The Top of Utah Marathon in Logan is beautiful. You start about 17 miles up the canyon at Hardware Ranch and run down. The race organization, support and volunteers could not be better.
Running Sherpa and I drove to Logan Friday night after grandpa's party. We got there right at 9:00pm just in time to pick up our packets. I didn't know it when I made hotel reservations but packet pick up was at our hotel. Speaking of hotels, if you need a hotel in Logan the Marriott Springhill Suites is very nice.I laid out my running clothes so everything would be ready in the morning. We got up at 4:15 (3:15 CA time), got ready, ate breakfast at the hotel and went down to Merlin Olsen park to board our busses. When we got to the top there was just enough time to stand in the port a pot line and line up at the start. It was cold but not too bad, I had the black jersey in the picture over my regular shirt. Craig had told me this was a much harder marathon than St. George, he did it when he was doing the Grand Slam and didn't really have a good day. My goal was to do a 5 hour marathon and I fell short, way short. I figured if I kept my pace about 5.2-5.3 mph till about mile 20, I could slow down for the last part which is harder. I'm not sure what happened, my Garmin said I was at 5.2 average at mile 13, but the clock time was about 2:45, I was very discouraged, even subtracting for my chip time start I was off. I ran pretty well till we hit the bottom, the last 10 miles or so are flat/slightly uphill, you can see the Logan temple where the race ends but you still have 10 more miles. According to Milliseconds I was still on track for my 5 hour plus a few finish, but somehow in the last six miles I lost it. Literally and figuratively. The streets kept winding around zig zagging, my pace slowed to hardly a jog, the race walkers passed me and I thought I was still running. It took forever to finish, the last mile I wasn't sure I could go on, I had blisters, my legs felt like stumps and I was an emotional wreck. Then at mile 25.5 or so "I'm a Loser" by the Beatles came on my iPod, it was all I could do not to cry, I couldn't breathe, I just wanted to sit down on the curb and quit. I pulled out my earphones and just kept going and going, where was the finish line....You had to keep running down this street and still make two more turns, too many turns. Yeah I finished but I couldn't smile, I couldn't talk, I was pretty miserable. When we finished there was a nice shady spot for the runners to sit on the lawn, I wanted so bad to sit down, but even with Craig helping me I couldn't sit on the ground.

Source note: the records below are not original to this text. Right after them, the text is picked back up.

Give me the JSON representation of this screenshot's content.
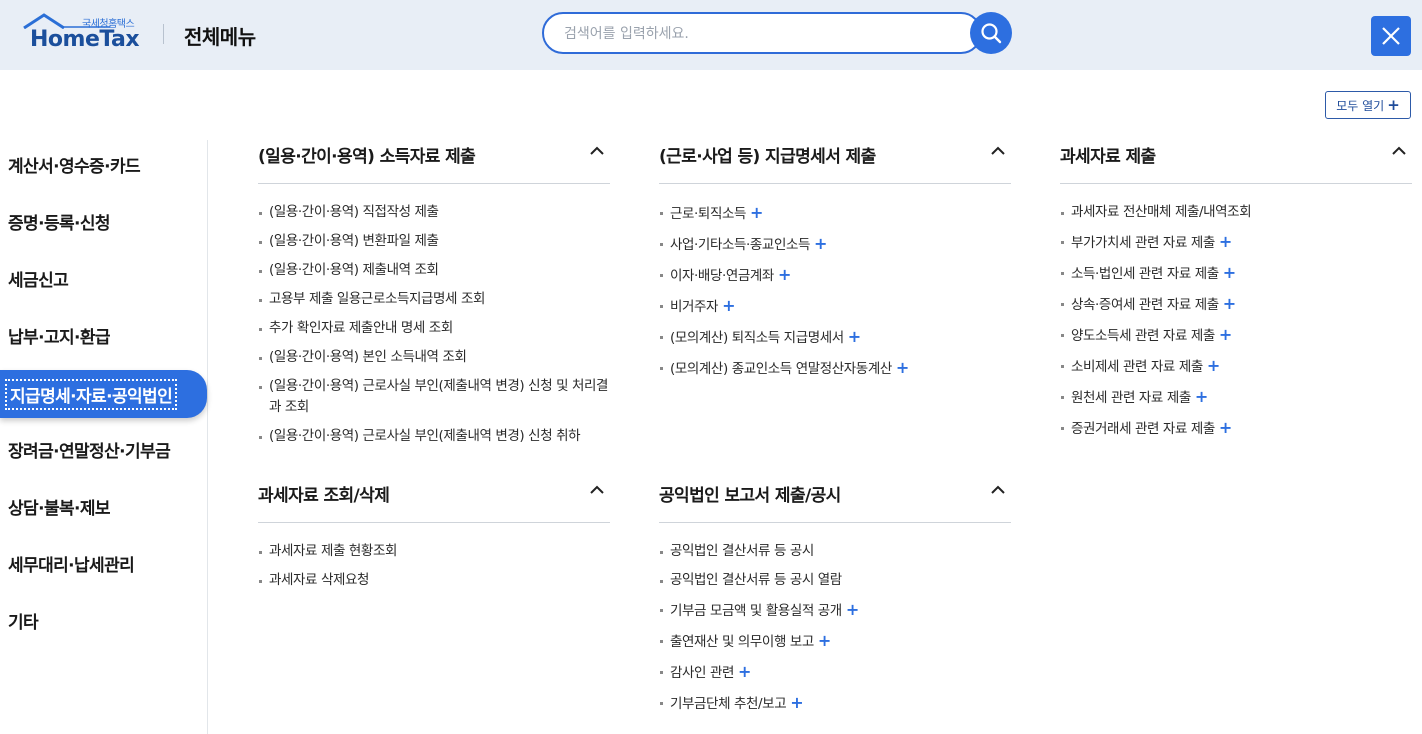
{
  "header": {
    "logo_small": "국세청홈택스",
    "logo_main": "HomeTax",
    "title": "전체메뉴",
    "search_placeholder": "검색어를 입력하세요.",
    "search_value": ""
  },
  "expand_all_label": "모두 열기",
  "plus_symbol": "+",
  "sidebar": {
    "items": [
      {
        "label": "계산서·영수증·카드"
      },
      {
        "label": "증명·등록·신청"
      },
      {
        "label": "세금신고"
      },
      {
        "label": "납부·고지·환급"
      },
      {
        "label": "지급명세·자료·공익법인"
      },
      {
        "label": "장려금·연말정산·기부금"
      },
      {
        "label": "상담·불복·제보"
      },
      {
        "label": "세무대리·납세관리"
      },
      {
        "label": "기타"
      }
    ],
    "active_index": 4
  },
  "sections": [
    {
      "title": "(일용·간이·용역) 소득자료 제출",
      "items": [
        "(일용·간이·용역) 직접작성 제출",
        "(일용·간이·용역) 변환파일 제출",
        "(일용·간이·용역) 제출내역 조회",
        "고용부 제출 일용근로소득지급명세 조회",
        "추가 확인자료 제출안내 명세 조회",
        "(일용·간이·용역) 본인 소득내역 조회",
        "(일용·간이·용역) 근로사실 부인(제출내역 변경) 신청 및 처리결과 조회",
        "(일용·간이·용역) 근로사실 부인(제출내역 변경) 신청 취하"
      ]
    },
    {
      "title": "(근로·사업 등) 지급명세서 제출",
      "items": [
        "근로·퇴직소득",
        "사업·기타소득·종교인소득",
        "이자·배당·연금계좌",
        "비거주자",
        "(모의계산) 퇴직소득 지급명세서",
        "(모의계산) 종교인소득 연말정산자동계산"
      ]
    },
    {
      "title": "과세자료 제출",
      "items": [
        "과세자료 전산매체 제출/내역조회",
        "부가가치세 관련 자료 제출",
        "소득·법인세 관련 자료 제출",
        "상속·증여세 관련 자료 제출",
        "양도소득세 관련 자료 제출",
        "소비제세 관련 자료 제출",
        "원천세 관련 자료 제출",
        "증권거래세 관련 자료 제출"
      ]
    },
    {
      "title": "과세자료 조회/삭제",
      "items": [
        "과세자료 제출 현황조회",
        "과세자료 삭제요청"
      ]
    },
    {
      "title": "공익법인 보고서 제출/공시",
      "items": [
        "공익법인 결산서류 등 공시",
        "공익법인 결산서류 등 공시 열람",
        "기부금 모금액 및 활용실적 공개",
        "출연재산 및 의무이행 보고",
        "감사인 관련",
        "기부금단체 추천/보고"
      ]
    }
  ],
  "colors": {
    "accent": "#2d6fe0",
    "header_bg": "#e8eef6",
    "brand_dark": "#1b4f9c"
  }
}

I definitely felt the altitude at the start I could feel it, and at the end when I was getting a little too emotional I started having a hard time breathing which hasn't happened before. Craig had Motrin in his pocket for me but it had fallen out in the car and my IT band flared up and really hurt the last 10 or so miles. Maybe he left it in the car on purpose, at St. George last year when I told Kerri how much I had taken she said, "Mom! You're not a twenty year old guy!"
This is a scenic marathon, don't let the elevation profile fool you, the bottom part is very hard. I don't think I would do it again but that's only because I didn't have a great experience. I really was undertrained. As far as scenic and race management, I would have to give this race a thumbs up. I'll put some pictures up when I get them.